This month has been an extremely busy one for me, consequently I haven’t been doing much blogging at all. Instead I’ve been involved in organising several science related events.
On August 18th, Christchurch Polytechnic Institute of Technology (CPIT) hosted “A Soupcon of Science: Creativity at the Interface of Chemistry and Cuisine” a lecture with demonstrations by Associate Professor Kent Kirshenbaum of New York University. During this event Kent, with the help of his colleague Anne McBride whipped up (literally) a saponin based dessert foam which could also be used as a cleaning agent! He also described the creation of a vegan pavlova, stretchy ice cream and mango caviar. The audience of over 100 people were very impressed with the presentation.
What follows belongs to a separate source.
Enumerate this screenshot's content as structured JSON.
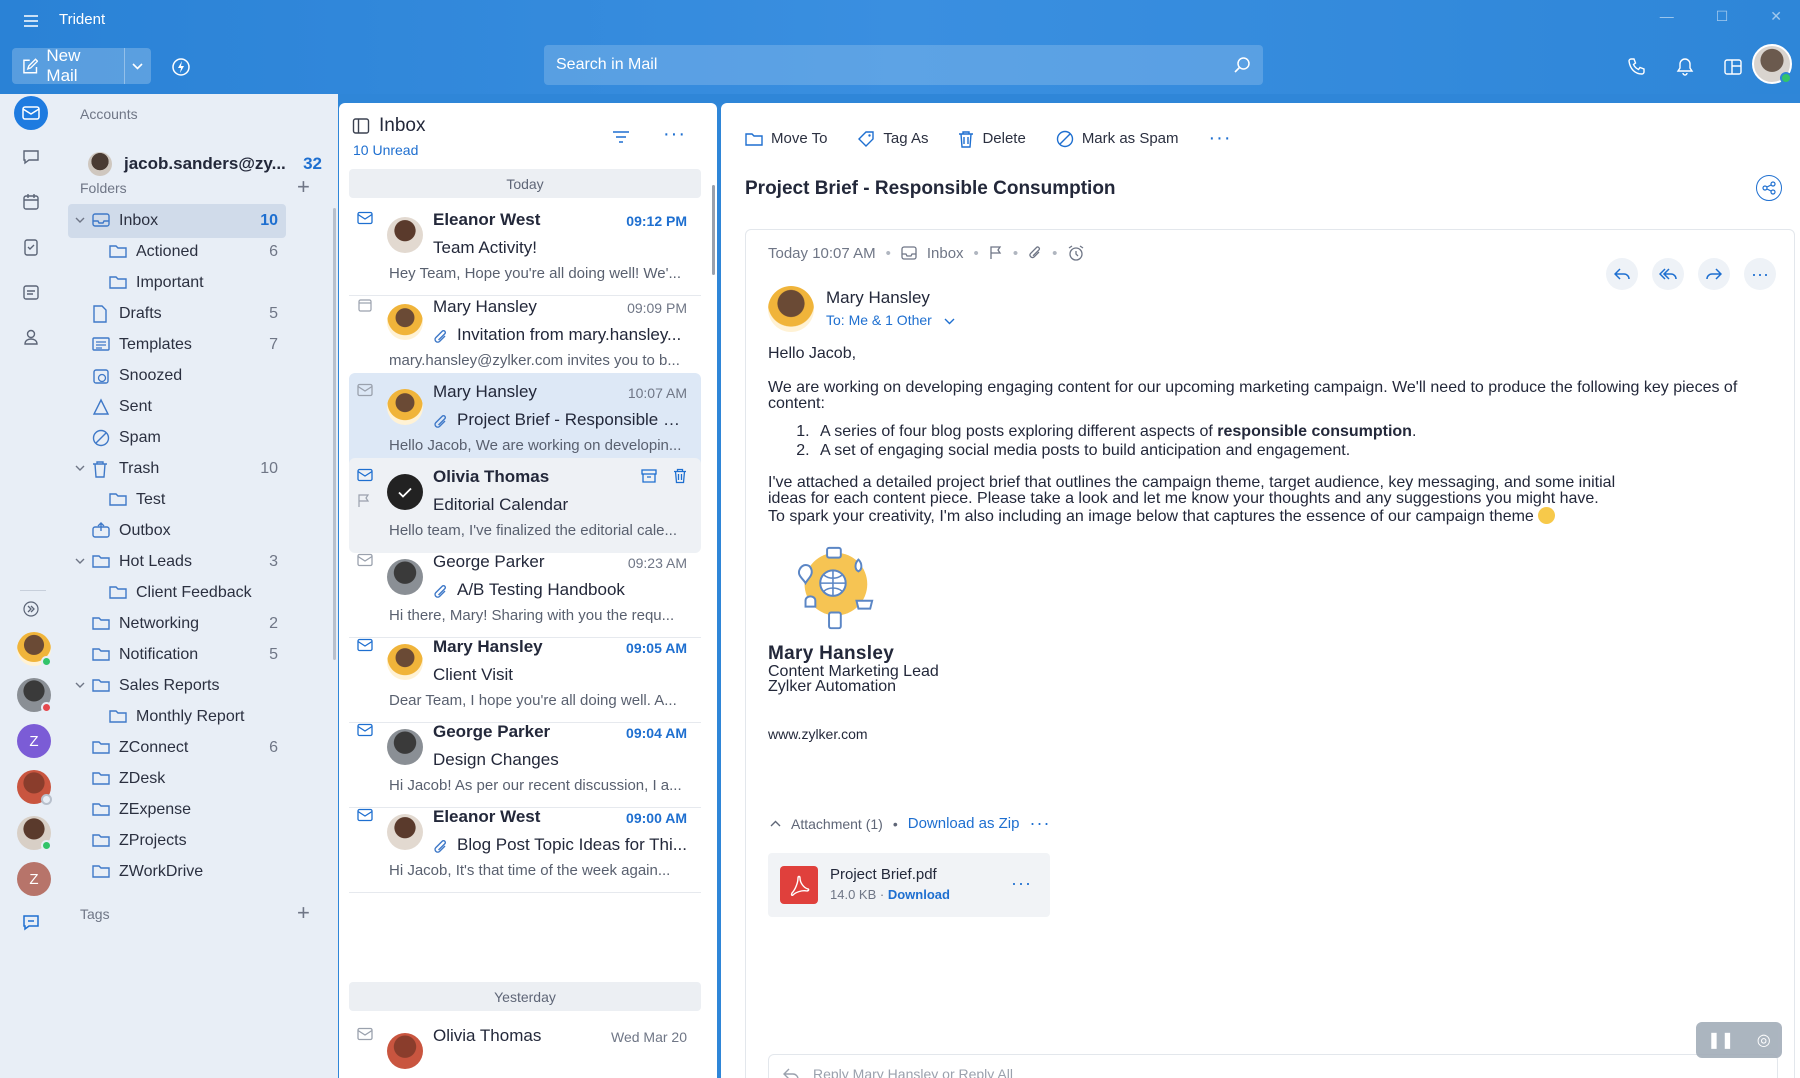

The event was sponsored by the New Zealand Institute of Chemistry as part of celebrations of the International Year of Chemistry.
Kent is a founding member of the Experimental Cuisine Collective, a group of scientists, chefs, food enthusiasts and others who collaborate at the interface of cuisine and science, developing novel new techniques and food creations. Given the interest shown at the evening I’m hoping it may be possible to set up a similar collective here in Christchurch.
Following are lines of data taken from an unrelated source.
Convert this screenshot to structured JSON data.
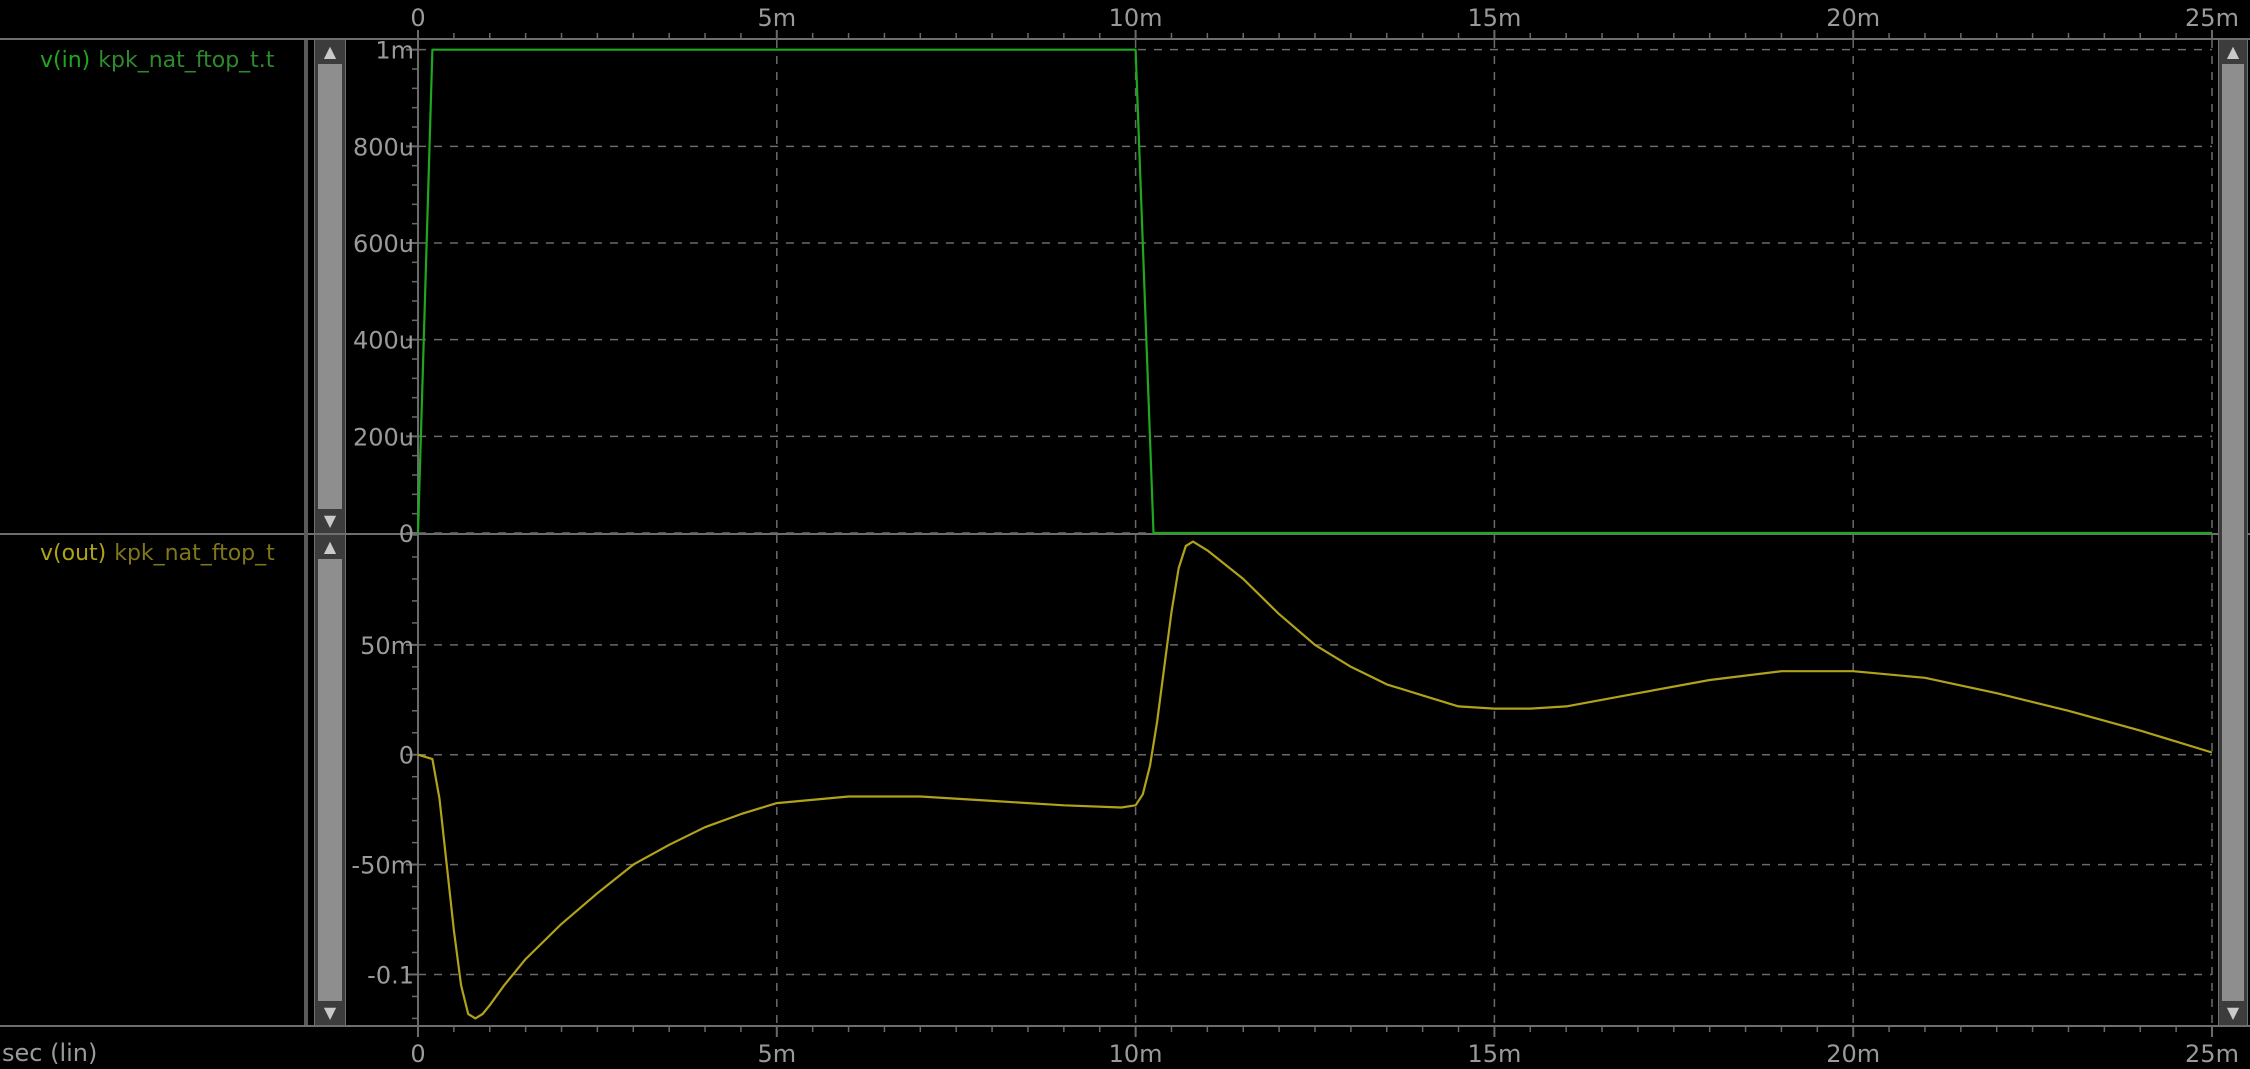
{
  "colors": {
    "background": "#000000",
    "grid": "#6a6a6a",
    "axis_text": "#9a9a9a",
    "in_trace": "#1fa81f",
    "out_trace": "#b0a21a",
    "in_label_name": "#1fa81f",
    "in_label_suffix": "#2f8a2f",
    "out_label_name": "#b0a21a",
    "out_label_suffix": "#80761a"
  },
  "top_axis": {
    "ticks": [
      "0",
      "5m",
      "10m",
      "15m",
      "20m",
      "25m"
    ]
  },
  "bottom_axis": {
    "ticks": [
      "0",
      "5m",
      "10m",
      "15m",
      "20m",
      "25m"
    ],
    "label": "sec (lin)"
  },
  "panels": [
    {
      "trace_name": "v(in)",
      "trace_suffix": "kpk_nat_ftop_t.t"
    },
    {
      "trace_name": "v(out)",
      "trace_suffix": "kpk_nat_ftop_t"
    }
  ],
  "chart_data": [
    {
      "type": "line",
      "title": "",
      "xlabel": "sec (lin)",
      "ylabel": "",
      "grid": true,
      "xlim": [
        0,
        0.025
      ],
      "ylim": [
        0,
        0.00102
      ],
      "x_ticks": [
        "0",
        "5m",
        "10m",
        "15m",
        "20m",
        "25m"
      ],
      "y_ticks": [
        "0",
        "200u",
        "400u",
        "600u",
        "800u",
        "1m"
      ],
      "y_tick_values": [
        0,
        0.0002,
        0.0004,
        0.0006,
        0.0008,
        0.001
      ],
      "series": [
        {
          "name": "v(in)",
          "x": [
            0,
            0.0002,
            0.00025,
            0.01,
            0.01025,
            0.025
          ],
          "y": [
            0,
            0.001,
            0.001,
            0.001,
            0,
            0
          ]
        }
      ]
    },
    {
      "type": "line",
      "title": "",
      "xlabel": "sec (lin)",
      "ylabel": "",
      "grid": true,
      "xlim": [
        0,
        0.025
      ],
      "ylim": [
        -0.123,
        0.1
      ],
      "x_ticks": [
        "0",
        "5m",
        "10m",
        "15m",
        "20m",
        "25m"
      ],
      "y_ticks": [
        "-0.1",
        "-50m",
        "0",
        "50m"
      ],
      "y_tick_values": [
        -0.1,
        -0.05,
        0,
        0.05
      ],
      "series": [
        {
          "name": "v(out)",
          "x": [
            0,
            0.0002,
            0.0003,
            0.0004,
            0.0005,
            0.0006,
            0.0007,
            0.0008,
            0.0009,
            0.001,
            0.0012,
            0.0015,
            0.002,
            0.0025,
            0.003,
            0.0035,
            0.004,
            0.0045,
            0.005,
            0.006,
            0.007,
            0.008,
            0.009,
            0.0098,
            0.01,
            0.0101,
            0.0102,
            0.0103,
            0.0104,
            0.0105,
            0.0106,
            0.0107,
            0.0108,
            0.011,
            0.0115,
            0.012,
            0.0125,
            0.013,
            0.0135,
            0.014,
            0.0145,
            0.015,
            0.0155,
            0.016,
            0.017,
            0.018,
            0.019,
            0.02,
            0.021,
            0.022,
            0.023,
            0.024,
            0.025
          ],
          "y": [
            0,
            -0.002,
            -0.02,
            -0.05,
            -0.08,
            -0.105,
            -0.118,
            -0.12,
            -0.118,
            -0.114,
            -0.105,
            -0.093,
            -0.077,
            -0.063,
            -0.05,
            -0.041,
            -0.033,
            -0.027,
            -0.022,
            -0.019,
            -0.019,
            -0.021,
            -0.023,
            -0.024,
            -0.023,
            -0.018,
            -0.005,
            0.015,
            0.04,
            0.065,
            0.085,
            0.095,
            0.097,
            0.093,
            0.08,
            0.064,
            0.05,
            0.04,
            0.032,
            0.027,
            0.022,
            0.021,
            0.021,
            0.022,
            0.028,
            0.034,
            0.038,
            0.038,
            0.035,
            0.028,
            0.02,
            0.011,
            0.001
          ]
        }
      ]
    }
  ]
}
Kent’s presentation was followed by a degustation meal at Visions, CPIT’s on site restaurant. Diners were treated to a range of creative dishes, although the parmesan flavoured ice cream was a little too novel for many diners. Still an excellent evening was had by all.
Less than a week later, I was doing the introductions at “The Chemistry of Fireworks” a lecture with demonstrations of various fireworks techniques. The speaker was Anthony Lealand of Firework Professionals Ltd. With over 35 year of experience in pyrotechnics Anthony wowed the audience of over 300 people at the University of Canterbury with the fascinating history and chemistry of fireworks as well as some rather spectacular indoor demonstrations.
And this last weekend, was spent helping organise the NZ Skeptics Conference at the University of Canterbury. This year we had a good range of speakers – Dr Mark Quigley from the University of Canterbury provided an interesting account of how the public perception of scientists had changed through out the quakes as well as explaining some of the science of earthquakes. Clinical psychologist, Mark Ottley, described the application of science to morality, while Dr Simon Pollard from Canterbury Museum gave a fascinating talk on the various aspects of human mortality.
Visiting speakers from Australia, Dr Martin Bridgstock and Kylie Sturgess described how skepticism was going across “the ditch” and how technology (websites, podcasts, vodcasts etc) is providing new fora for skeptical viewpoints.
My own contribution was a talk on how an understanding of chemistry can help challenge certain areas of pseudoscience, while fellow sciblogger Alison Campbell presented an thought provoking talk on how critical examination of pseudoscience can be actually be used to teach the scientific method.
As well as the formal talks the breaks and meal sessions were invaluable for swapping stories and making contacts with other skeptically minded people, including another Sciblogger, Siouxsie Wiles. And the collective sigh when it was announced that Ken Ring had made yet another “prediction” was most amusing.
All in all it has been a busy but very satisfying month.